== Problem to work on ==
Your reply should be the following data, copied exactly.

[Opening Material for this task section]

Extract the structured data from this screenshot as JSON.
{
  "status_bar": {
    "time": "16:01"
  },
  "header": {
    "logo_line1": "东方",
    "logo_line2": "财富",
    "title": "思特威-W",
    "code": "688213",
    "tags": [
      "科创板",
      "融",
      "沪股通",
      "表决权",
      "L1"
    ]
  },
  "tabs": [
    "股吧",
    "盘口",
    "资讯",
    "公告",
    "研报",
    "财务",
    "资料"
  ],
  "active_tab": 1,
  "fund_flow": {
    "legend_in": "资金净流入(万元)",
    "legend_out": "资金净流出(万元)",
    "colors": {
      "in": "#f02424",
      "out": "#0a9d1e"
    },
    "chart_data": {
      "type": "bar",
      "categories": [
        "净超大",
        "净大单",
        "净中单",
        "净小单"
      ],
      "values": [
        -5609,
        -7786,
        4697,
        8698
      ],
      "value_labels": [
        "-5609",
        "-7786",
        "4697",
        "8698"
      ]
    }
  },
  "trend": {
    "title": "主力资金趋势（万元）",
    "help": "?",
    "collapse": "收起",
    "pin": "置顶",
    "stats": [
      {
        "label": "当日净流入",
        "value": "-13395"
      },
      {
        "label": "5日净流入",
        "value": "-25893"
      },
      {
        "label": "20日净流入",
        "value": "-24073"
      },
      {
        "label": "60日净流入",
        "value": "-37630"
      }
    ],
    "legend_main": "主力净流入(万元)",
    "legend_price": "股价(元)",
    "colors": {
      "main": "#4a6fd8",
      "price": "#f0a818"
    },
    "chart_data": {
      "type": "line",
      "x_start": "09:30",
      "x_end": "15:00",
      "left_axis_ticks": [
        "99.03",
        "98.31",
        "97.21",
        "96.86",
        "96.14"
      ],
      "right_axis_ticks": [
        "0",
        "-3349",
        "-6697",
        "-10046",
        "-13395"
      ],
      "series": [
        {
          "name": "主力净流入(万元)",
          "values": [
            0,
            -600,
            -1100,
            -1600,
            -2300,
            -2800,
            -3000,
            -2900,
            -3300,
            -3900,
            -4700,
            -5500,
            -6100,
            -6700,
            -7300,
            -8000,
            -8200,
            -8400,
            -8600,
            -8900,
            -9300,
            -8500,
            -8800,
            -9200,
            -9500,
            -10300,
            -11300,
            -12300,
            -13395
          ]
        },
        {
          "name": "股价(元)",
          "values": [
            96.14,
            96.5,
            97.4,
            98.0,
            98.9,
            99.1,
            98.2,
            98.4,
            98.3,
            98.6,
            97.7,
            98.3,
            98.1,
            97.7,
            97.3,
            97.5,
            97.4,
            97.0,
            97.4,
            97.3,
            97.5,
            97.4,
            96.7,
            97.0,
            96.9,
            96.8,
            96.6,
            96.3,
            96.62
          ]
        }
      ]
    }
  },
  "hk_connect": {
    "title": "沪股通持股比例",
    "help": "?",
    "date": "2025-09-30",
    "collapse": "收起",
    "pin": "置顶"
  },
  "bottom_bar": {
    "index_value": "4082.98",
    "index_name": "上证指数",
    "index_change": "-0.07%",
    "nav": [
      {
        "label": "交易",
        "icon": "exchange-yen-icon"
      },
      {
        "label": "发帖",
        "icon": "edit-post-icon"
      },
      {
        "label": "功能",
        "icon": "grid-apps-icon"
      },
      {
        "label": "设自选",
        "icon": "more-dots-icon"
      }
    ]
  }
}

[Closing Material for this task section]

== Written reply ==
Extract the structured data from this screenshot as JSON.
{
  "status_bar": {
    "time": "16:01"
  },
  "header": {
    "logo_line1": "东方",
    "logo_line2": "财富",
    "title": "思特威-W",
    "code": "688213",
    "tags": [
      "科创板",
      "融",
      "沪股通",
      "表决权",
      "L1"
    ]
  },
  "tabs": [
    "股吧",
    "盘口",
    "资讯",
    "公告",
    "研报",
    "财务",
    "资料"
  ],
  "active_tab": 1,
  "fund_flow": {
    "legend_in": "资金净流入(万元)",
    "legend_out": "资金净流出(万元)",
    "colors": {
      "in": "#f02424",
      "out": "#0a9d1e"
    },
    "chart_data": {
      "type": "bar",
      "categories": [
        "净超大",
        "净大单",
        "净中单",
        "净小单"
      ],
      "values": [
        -5609,
        -7786,
        4697,
        8698
      ],
      "value_labels": [
        "-5609",
        "-7786",
        "4697",
        "8698"
      ]
    }
  },
  "trend": {
    "title": "主力资金趋势（万元）",
    "help": "?",
    "collapse": "收起",
    "pin": "置顶",
    "stats": [
      {
        "label": "当日净流入",
        "value": "-13395"
      },
      {
        "label": "5日净流入",
        "value": "-25893"
      },
      {
        "label": "20日净流入",
        "value": "-24073"
      },
      {
        "label": "60日净流入",
        "value": "-37630"
      }
    ],
    "legend_main": "主力净流入(万元)",
    "legend_price": "股价(元)",
    "colors": {
      "main": "#4a6fd8",
      "price": "#f0a818"
    },
    "chart_data": {
      "type": "line",
      "x_start": "09:30",
      "x_end": "15:00",
      "left_axis_ticks": [
        "99.03",
        "98.31",
        "97.21",
        "96.86",
        "96.14"
      ],
      "right_axis_ticks": [
        "0",
        "-3349",
        "-6697",
        "-10046",
        "-13395"
      ],
      "series": [
        {
          "name": "主力净流入(万元)",
          "values": [
            0,
            -600,
            -1100,
            -1600,
            -2300,
            -2800,
            -3000,
            -2900,
            -3300,
            -3900,
            -4700,
            -5500,
            -6100,
            -6700,
            -7300,
            -8000,
            -8200,
            -8400,
            -8600,
            -8900,
            -9300,
            -8500,
            -8800,
            -9200,
            -9500,
            -10300,
            -11300,
            -12300,
            -13395
          ]
        },
        {
          "name": "股价(元)",
          "values": [
            96.14,
            96.5,
            97.4,
            98.0,
            98.9,
            99.1,
            98.2,
            98.4,
            98.3,
            98.6,
            97.7,
            98.3,
            98.1,
            97.7,
            97.3,
            97.5,
            97.4,
            97.0,
            97.4,
            97.3,
            97.5,
            97.4,
            96.7,
            97.0,
            96.9,
            96.8,
            96.6,
            96.3,
            96.62
          ]
        }
      ]
    }
  },
  "hk_connect": {
    "title": "沪股通持股比例",
    "help": "?",
    "date": "2025-09-30",
    "collapse": "收起",
    "pin": "置顶"
  },
  "bottom_bar": {
    "index_value": "4082.98",
    "index_name": "上证指数",
    "index_change": "-0.07%",
    "nav": [
      {
        "label": "交易",
        "icon": "exchange-yen-icon"
      },
      {
        "label": "发帖",
        "icon": "edit-post-icon"
      },
      {
        "label": "功能",
        "icon": "grid-apps-icon"
      },
      {
        "label": "设自选",
        "icon": "more-dots-icon"
      }
    ]
  }
}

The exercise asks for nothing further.